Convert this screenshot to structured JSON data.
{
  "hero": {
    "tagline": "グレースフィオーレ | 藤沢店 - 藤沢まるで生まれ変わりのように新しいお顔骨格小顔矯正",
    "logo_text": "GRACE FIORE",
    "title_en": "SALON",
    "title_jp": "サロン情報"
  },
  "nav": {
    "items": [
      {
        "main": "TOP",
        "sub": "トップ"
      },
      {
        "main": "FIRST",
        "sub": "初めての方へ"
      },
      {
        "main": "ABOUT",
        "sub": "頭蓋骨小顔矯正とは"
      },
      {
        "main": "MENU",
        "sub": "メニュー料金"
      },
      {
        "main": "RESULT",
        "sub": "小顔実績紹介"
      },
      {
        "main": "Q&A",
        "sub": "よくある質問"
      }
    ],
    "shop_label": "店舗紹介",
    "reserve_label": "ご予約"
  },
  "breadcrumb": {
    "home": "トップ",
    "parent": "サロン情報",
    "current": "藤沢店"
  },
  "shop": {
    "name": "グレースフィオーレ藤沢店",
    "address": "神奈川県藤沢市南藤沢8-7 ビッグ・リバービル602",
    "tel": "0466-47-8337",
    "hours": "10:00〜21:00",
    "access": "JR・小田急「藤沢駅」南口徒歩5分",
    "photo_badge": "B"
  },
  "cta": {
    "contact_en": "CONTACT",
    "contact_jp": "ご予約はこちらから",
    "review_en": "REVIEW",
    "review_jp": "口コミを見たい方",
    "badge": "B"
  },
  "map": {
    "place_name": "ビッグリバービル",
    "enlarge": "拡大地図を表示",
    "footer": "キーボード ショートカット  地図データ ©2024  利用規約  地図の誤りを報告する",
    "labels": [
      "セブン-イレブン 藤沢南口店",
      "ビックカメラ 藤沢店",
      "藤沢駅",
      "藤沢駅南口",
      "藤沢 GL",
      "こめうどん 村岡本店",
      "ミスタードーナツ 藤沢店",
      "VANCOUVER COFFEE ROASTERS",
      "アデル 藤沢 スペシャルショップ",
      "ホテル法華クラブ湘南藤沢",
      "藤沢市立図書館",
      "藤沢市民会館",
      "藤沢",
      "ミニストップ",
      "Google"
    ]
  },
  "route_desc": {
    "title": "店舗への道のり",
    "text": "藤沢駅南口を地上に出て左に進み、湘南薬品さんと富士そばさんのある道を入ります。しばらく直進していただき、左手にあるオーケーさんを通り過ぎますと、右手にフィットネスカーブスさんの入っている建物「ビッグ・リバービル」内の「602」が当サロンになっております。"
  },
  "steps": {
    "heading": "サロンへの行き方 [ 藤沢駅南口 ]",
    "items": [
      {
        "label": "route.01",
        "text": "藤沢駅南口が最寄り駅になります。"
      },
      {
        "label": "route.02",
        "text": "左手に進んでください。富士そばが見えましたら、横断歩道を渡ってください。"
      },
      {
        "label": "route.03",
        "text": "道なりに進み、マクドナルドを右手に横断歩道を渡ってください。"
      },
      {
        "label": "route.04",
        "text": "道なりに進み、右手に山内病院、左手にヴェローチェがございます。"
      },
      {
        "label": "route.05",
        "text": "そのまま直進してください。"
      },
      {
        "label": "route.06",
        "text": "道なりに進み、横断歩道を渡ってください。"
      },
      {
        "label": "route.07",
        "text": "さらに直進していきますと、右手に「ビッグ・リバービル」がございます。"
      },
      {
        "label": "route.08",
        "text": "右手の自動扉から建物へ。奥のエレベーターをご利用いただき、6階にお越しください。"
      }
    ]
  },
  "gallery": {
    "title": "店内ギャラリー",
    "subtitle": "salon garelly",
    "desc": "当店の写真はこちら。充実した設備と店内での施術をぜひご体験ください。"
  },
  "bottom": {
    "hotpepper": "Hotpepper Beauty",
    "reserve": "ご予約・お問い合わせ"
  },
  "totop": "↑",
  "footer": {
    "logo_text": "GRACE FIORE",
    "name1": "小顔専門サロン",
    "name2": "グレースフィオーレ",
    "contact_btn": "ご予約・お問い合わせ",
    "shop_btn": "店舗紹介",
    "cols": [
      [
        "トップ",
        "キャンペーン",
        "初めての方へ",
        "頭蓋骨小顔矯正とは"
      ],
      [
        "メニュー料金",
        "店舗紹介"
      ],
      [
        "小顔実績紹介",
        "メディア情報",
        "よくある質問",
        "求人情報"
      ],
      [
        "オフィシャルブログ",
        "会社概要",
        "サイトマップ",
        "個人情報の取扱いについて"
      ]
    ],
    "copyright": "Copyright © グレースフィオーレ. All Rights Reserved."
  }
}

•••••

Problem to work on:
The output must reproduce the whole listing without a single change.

Answer box:
Convert this screenshot to structured JSON data.
{
  "hero": {
    "tagline": "グレースフィオーレ | 藤沢店 - 藤沢まるで生まれ変わりのように新しいお顔骨格小顔矯正",
    "logo_text": "GRACE FIORE",
    "title_en": "SALON",
    "title_jp": "サロン情報"
  },
  "nav": {
    "items": [
      {
        "main": "TOP",
        "sub": "トップ"
      },
      {
        "main": "FIRST",
        "sub": "初めての方へ"
      },
      {
        "main": "ABOUT",
        "sub": "頭蓋骨小顔矯正とは"
      },
      {
        "main": "MENU",
        "sub": "メニュー料金"
      },
      {
        "main": "RESULT",
        "sub": "小顔実績紹介"
      },
      {
        "main": "Q&A",
        "sub": "よくある質問"
      }
    ],
    "shop_label": "店舗紹介",
    "reserve_label": "ご予約"
  },
  "breadcrumb": {
    "home": "トップ",
    "parent": "サロン情報",
    "current": "藤沢店"
  },
  "shop": {
    "name": "グレースフィオーレ藤沢店",
    "address": "神奈川県藤沢市南藤沢8-7 ビッグ・リバービル602",
    "tel": "0466-47-8337",
    "hours": "10:00〜21:00",
    "access": "JR・小田急「藤沢駅」南口徒歩5分",
    "photo_badge": "B"
  },
  "cta": {
    "contact_en": "CONTACT",
    "contact_jp": "ご予約はこちらから",
    "review_en": "REVIEW",
    "review_jp": "口コミを見たい方",
    "badge": "B"
  },
  "map": {
    "place_name": "ビッグリバービル",
    "enlarge": "拡大地図を表示",
    "footer": "キーボード ショートカット  地図データ ©2024  利用規約  地図の誤りを報告する",
    "labels": [
      "セブン-イレブン 藤沢南口店",
      "ビックカメラ 藤沢店",
      "藤沢駅",
      "藤沢駅南口",
      "藤沢 GL",
      "こめうどん 村岡本店",
      "ミスタードーナツ 藤沢店",
      "VANCOUVER COFFEE ROASTERS",
      "アデル 藤沢 スペシャルショップ",
      "ホテル法華クラブ湘南藤沢",
      "藤沢市立図書館",
      "藤沢市民会館",
      "藤沢",
      "ミニストップ",
      "Google"
    ]
  },
  "route_desc": {
    "title": "店舗への道のり",
    "text": "藤沢駅南口を地上に出て左に進み、湘南薬品さんと富士そばさんのある道を入ります。しばらく直進していただき、左手にあるオーケーさんを通り過ぎますと、右手にフィットネスカーブスさんの入っている建物「ビッグ・リバービル」内の「602」が当サロンになっております。"
  },
  "steps": {
    "heading": "サロンへの行き方 [ 藤沢駅南口 ]",
    "items": [
      {
        "label": "route.01",
        "text": "藤沢駅南口が最寄り駅になります。"
      },
      {
        "label": "route.02",
        "text": "左手に進んでください。富士そばが見えましたら、横断歩道を渡ってください。"
      },
      {
        "label": "route.03",
        "text": "道なりに進み、マクドナルドを右手に横断歩道を渡ってください。"
      },
      {
        "label": "route.04",
        "text": "道なりに進み、右手に山内病院、左手にヴェローチェがございます。"
      },
      {
        "label": "route.05",
        "text": "そのまま直進してください。"
      },
      {
        "label": "route.06",
        "text": "道なりに進み、横断歩道を渡ってください。"
      },
      {
        "label": "route.07",
        "text": "さらに直進していきますと、右手に「ビッグ・リバービル」がございます。"
      },
      {
        "label": "route.08",
        "text": "右手の自動扉から建物へ。奥のエレベーターをご利用いただき、6階にお越しください。"
      }
    ]
  },
  "gallery": {
    "title": "店内ギャラリー",
    "subtitle": "salon garelly",
    "desc": "当店の写真はこちら。充実した設備と店内での施術をぜひご体験ください。"
  },
  "bottom": {
    "hotpepper": "Hotpepper Beauty",
    "reserve": "ご予約・お問い合わせ"
  },
  "totop": "↑",
  "footer": {
    "logo_text": "GRACE FIORE",
    "name1": "小顔専門サロン",
    "name2": "グレースフィオーレ",
    "contact_btn": "ご予約・お問い合わせ",
    "shop_btn": "店舗紹介",
    "cols": [
      [
        "トップ",
        "キャンペーン",
        "初めての方へ",
        "頭蓋骨小顔矯正とは"
      ],
      [
        "メニュー料金",
        "店舗紹介"
      ],
      [
        "小顔実績紹介",
        "メディア情報",
        "よくある質問",
        "求人情報"
      ],
      [
        "オフィシャルブログ",
        "会社概要",
        "サイトマップ",
        "個人情報の取扱いについて"
      ]
    ],
    "copyright": "Copyright © グレースフィオーレ. All Rights Reserved."
  }
}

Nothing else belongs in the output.